## [Task brief]
Please show every line in the entries below that includes the word "icon".

[[ Dataset content, beginning ]]

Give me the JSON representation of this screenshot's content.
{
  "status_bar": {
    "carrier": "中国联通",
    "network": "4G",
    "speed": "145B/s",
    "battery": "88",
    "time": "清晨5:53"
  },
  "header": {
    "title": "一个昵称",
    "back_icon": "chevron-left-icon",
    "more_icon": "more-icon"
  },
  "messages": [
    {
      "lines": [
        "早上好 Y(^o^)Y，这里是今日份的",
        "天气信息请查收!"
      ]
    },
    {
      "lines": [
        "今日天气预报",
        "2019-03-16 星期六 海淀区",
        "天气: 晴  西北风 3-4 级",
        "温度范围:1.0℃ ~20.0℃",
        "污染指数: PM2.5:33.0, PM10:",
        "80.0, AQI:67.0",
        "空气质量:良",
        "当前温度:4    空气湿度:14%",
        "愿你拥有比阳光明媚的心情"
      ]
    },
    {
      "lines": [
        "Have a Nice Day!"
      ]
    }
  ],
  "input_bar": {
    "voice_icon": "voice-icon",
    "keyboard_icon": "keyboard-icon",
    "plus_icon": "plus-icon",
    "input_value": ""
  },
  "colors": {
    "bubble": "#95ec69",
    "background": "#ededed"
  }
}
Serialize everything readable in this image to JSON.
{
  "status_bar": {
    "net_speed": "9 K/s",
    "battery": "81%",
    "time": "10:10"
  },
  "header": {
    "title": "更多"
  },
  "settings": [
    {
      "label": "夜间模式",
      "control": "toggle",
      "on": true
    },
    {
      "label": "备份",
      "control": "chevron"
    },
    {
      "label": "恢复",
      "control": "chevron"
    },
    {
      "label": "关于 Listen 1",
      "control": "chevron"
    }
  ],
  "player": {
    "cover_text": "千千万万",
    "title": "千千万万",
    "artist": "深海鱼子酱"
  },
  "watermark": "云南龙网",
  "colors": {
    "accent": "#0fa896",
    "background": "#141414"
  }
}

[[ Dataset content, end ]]

## [Solved problem]
    "back_icon": "chevron-left-icon",
    "more_icon": "more-icon"
    "voice_icon": "voice-icon",
    "keyboard_icon": "keyboard-icon",
    "plus_icon": "plus-icon",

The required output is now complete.